[Dataset entries]
━━━━━━━━━━━━━━━━━━━━━━━━━━━━━━

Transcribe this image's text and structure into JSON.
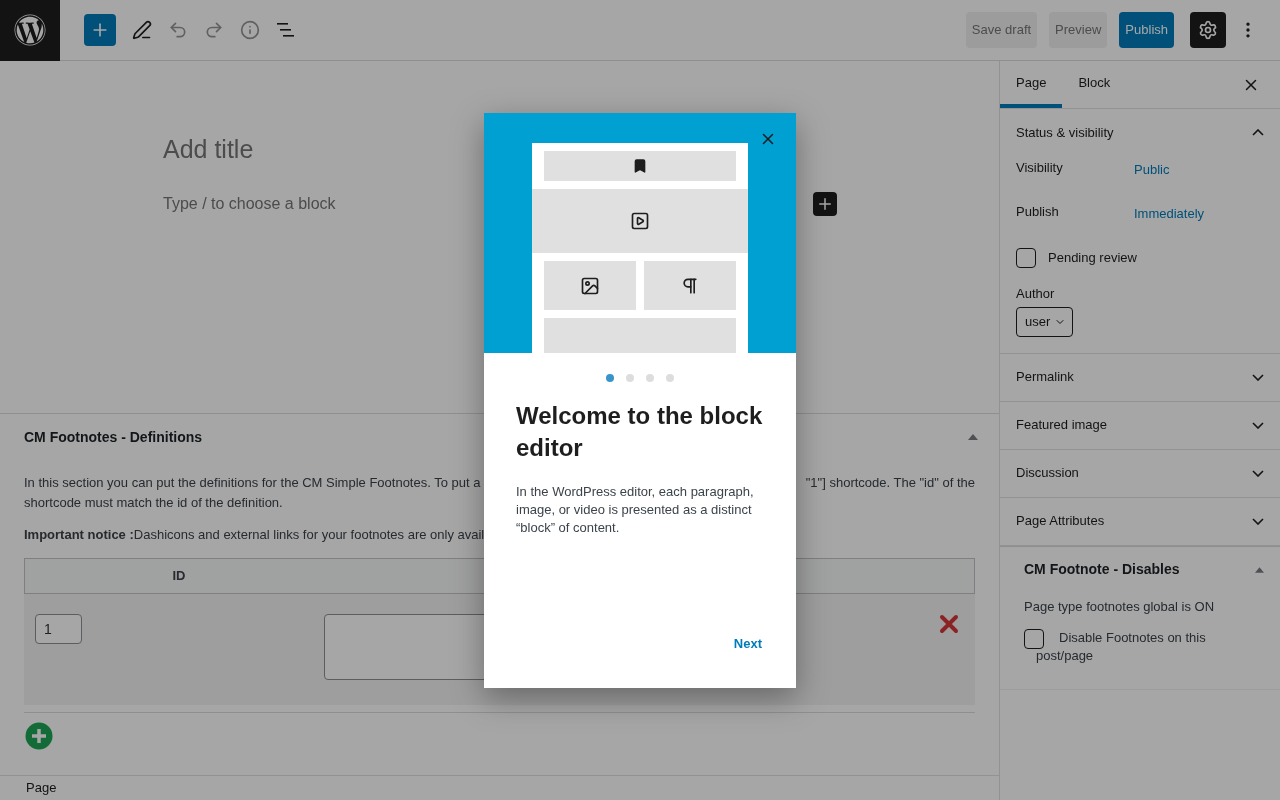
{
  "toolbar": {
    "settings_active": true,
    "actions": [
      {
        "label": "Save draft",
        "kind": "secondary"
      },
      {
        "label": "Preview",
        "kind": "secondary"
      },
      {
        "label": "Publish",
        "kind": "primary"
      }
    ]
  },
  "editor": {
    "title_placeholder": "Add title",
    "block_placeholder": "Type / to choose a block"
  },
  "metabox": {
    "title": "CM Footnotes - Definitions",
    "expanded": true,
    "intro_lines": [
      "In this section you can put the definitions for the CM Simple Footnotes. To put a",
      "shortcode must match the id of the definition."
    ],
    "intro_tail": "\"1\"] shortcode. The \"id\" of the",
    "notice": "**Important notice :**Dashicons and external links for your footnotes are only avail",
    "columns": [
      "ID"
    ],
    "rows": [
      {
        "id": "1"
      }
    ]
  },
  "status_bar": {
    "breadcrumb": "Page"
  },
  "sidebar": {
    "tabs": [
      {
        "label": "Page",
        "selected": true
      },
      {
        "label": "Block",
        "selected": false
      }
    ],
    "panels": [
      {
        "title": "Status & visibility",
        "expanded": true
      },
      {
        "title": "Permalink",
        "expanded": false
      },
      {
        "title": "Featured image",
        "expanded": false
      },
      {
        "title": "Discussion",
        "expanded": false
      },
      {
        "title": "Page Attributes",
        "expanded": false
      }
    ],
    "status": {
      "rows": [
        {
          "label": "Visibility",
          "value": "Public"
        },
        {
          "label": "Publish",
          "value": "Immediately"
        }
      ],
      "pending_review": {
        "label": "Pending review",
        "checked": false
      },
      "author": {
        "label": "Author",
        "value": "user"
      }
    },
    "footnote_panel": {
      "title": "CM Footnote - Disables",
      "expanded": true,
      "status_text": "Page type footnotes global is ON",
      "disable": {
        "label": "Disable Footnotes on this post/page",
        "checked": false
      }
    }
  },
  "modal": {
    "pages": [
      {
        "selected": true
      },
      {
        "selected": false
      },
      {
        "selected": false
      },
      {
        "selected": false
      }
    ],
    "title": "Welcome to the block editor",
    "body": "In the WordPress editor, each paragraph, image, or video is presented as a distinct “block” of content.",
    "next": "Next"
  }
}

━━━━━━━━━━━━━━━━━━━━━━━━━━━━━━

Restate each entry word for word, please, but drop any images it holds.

Transcribe this image's text and structure into JSON.
{
  "toolbar": {
    "settings_active": true,
    "actions": [
      {
        "label": "Save draft",
        "kind": "secondary"
      },
      {
        "label": "Preview",
        "kind": "secondary"
      },
      {
        "label": "Publish",
        "kind": "primary"
      }
    ]
  },
  "editor": {
    "title_placeholder": "Add title",
    "block_placeholder": "Type / to choose a block"
  },
  "metabox": {
    "title": "CM Footnotes - Definitions",
    "expanded": true,
    "intro_lines": [
      "In this section you can put the definitions for the CM Simple Footnotes. To put a",
      "shortcode must match the id of the definition."
    ],
    "intro_tail": "\"1\"] shortcode. The \"id\" of the",
    "notice": "**Important notice :**Dashicons and external links for your footnotes are only avail",
    "columns": [
      "ID"
    ],
    "rows": [
      {
        "id": "1"
      }
    ]
  },
  "status_bar": {
    "breadcrumb": "Page"
  },
  "sidebar": {
    "tabs": [
      {
        "label": "Page",
        "selected": true
      },
      {
        "label": "Block",
        "selected": false
      }
    ],
    "panels": [
      {
        "title": "Status & visibility",
        "expanded": true
      },
      {
        "title": "Permalink",
        "expanded": false
      },
      {
        "title": "Featured image",
        "expanded": false
      },
      {
        "title": "Discussion",
        "expanded": false
      },
      {
        "title": "Page Attributes",
        "expanded": false
      }
    ],
    "status": {
      "rows": [
        {
          "label": "Visibility",
          "value": "Public"
        },
        {
          "label": "Publish",
          "value": "Immediately"
        }
      ],
      "pending_review": {
        "label": "Pending review",
        "checked": false
      },
      "author": {
        "label": "Author",
        "value": "user"
      }
    },
    "footnote_panel": {
      "title": "CM Footnote - Disables",
      "expanded": true,
      "status_text": "Page type footnotes global is ON",
      "disable": {
        "label": "Disable Footnotes on this post/page",
        "checked": false
      }
    }
  },
  "modal": {
    "pages": [
      {
        "selected": true
      },
      {
        "selected": false
      },
      {
        "selected": false
      },
      {
        "selected": false
      }
    ],
    "title": "Welcome to the block editor",
    "body": "In the WordPress editor, each paragraph, image, or video is presented as a distinct “block” of content.",
    "next": "Next"
  }
}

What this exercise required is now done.